Only you can answer those questions. But asking them in the now and being consciously present in the moment opens you to real, genuine, and potentially useful answers.
Some will see where the world is now as a curse. But what if, instead, it’s a gift? What if this is a much-needed global opportunity to better the whole world by improving ourselves?
There is no single answer
My life is not the same as your life. Who I am is not who you are. That is a universal truism. We are individuals and unique as such.
Each of us is weathering the same storm in our own boats. The vessels we navigate these waters in range in size from barrels to aircraft carriers. Some people face it all utterly alone while others may be with their large families quarantined together. Whatever the case may be, we ARE all in this together.

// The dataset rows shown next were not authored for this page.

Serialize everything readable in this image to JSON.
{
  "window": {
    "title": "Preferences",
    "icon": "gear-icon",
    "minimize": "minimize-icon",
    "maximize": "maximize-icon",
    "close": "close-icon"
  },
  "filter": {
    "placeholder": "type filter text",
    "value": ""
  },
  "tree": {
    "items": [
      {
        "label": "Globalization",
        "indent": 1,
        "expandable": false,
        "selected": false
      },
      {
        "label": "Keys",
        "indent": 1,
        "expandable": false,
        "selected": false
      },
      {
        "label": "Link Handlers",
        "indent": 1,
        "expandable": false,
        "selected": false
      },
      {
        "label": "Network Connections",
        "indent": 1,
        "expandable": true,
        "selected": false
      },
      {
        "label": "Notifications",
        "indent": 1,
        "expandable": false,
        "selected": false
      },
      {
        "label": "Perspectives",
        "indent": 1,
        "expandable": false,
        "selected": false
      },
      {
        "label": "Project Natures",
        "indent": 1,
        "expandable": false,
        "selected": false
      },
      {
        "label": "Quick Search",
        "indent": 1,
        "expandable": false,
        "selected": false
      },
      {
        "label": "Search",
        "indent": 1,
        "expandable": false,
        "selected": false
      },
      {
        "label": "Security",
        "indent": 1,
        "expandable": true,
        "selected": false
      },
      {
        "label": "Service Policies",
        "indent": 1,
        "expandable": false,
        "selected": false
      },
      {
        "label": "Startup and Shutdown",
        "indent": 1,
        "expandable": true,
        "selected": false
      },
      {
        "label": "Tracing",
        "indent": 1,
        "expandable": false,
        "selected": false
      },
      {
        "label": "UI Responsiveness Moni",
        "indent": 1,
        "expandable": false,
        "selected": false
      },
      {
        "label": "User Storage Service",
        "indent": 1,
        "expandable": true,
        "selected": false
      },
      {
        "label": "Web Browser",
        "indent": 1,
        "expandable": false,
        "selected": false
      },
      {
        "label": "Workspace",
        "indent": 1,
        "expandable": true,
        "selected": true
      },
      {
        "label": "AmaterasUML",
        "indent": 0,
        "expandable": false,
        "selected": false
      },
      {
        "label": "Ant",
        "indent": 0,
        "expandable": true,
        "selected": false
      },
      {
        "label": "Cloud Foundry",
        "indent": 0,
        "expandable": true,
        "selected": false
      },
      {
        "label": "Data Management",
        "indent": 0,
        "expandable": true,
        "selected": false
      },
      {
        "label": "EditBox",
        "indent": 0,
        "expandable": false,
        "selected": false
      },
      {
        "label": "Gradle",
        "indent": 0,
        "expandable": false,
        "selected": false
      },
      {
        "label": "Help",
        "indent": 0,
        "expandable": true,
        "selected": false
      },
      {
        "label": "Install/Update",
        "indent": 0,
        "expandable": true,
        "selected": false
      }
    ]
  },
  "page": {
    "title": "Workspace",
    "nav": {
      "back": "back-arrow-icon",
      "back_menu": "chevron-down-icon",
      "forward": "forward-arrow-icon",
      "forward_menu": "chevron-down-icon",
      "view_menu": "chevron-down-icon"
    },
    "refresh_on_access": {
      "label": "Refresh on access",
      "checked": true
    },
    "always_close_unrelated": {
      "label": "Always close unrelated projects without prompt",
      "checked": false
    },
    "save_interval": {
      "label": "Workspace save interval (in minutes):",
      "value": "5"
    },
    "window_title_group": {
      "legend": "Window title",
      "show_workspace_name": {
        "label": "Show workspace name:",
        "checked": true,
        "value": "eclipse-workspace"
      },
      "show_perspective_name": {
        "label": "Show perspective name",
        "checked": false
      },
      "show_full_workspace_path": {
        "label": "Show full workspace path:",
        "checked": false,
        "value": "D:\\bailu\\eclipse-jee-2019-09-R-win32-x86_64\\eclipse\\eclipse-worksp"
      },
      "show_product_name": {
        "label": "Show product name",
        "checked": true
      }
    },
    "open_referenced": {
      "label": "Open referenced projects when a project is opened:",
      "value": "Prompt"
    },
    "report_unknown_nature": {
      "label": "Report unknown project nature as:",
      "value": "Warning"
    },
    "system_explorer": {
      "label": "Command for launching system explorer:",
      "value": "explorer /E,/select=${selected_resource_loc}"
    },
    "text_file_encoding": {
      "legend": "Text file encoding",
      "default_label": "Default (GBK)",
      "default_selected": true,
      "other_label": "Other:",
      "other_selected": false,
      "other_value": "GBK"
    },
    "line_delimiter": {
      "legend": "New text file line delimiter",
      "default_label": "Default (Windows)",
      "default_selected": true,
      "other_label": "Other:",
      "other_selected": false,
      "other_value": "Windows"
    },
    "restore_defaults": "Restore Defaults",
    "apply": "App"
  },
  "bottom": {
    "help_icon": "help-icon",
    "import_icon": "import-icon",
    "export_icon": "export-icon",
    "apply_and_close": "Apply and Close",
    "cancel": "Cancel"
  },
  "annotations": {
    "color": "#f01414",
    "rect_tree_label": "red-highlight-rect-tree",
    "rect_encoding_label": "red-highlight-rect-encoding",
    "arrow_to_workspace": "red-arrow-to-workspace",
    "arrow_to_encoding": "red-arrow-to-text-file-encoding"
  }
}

Each of us has our own options, choices, and approaches to life in the here-and-now. The answers, as such, are as variable and different as each of us.
Do not be afraid of what you will find in your consciousness. Why? Because if you do not like what is there it is yours to influence, alter, or change. You are empowered to be the best you that you can be. Even in the face of an uncertain future — here-and-now, in the present, you have potential and possibility.
There are going to be bad days for everyone. You can’t avoid feeling sad, depressed, angry, lonely, even hopeless, or any other negative emotion. But you CAN choose how long to allow those negatives to dominate your mindset and headspace.
Living in the now is the best way to cope with lives that have been derailed from a given path and facing a dubious future. Now is real, present, and yours to control.
I believe if more people focus on the present, it opens us to potential and possibility to come out on the other side of this to a better world. How? By using the now to better ourselves via our thoughts, feelings, and actions.
You are worthy and deserving of using your mindfulness to find and/or create the reality in which you desire to live. When all is said and done you and I matter, as does what we do to live in the now.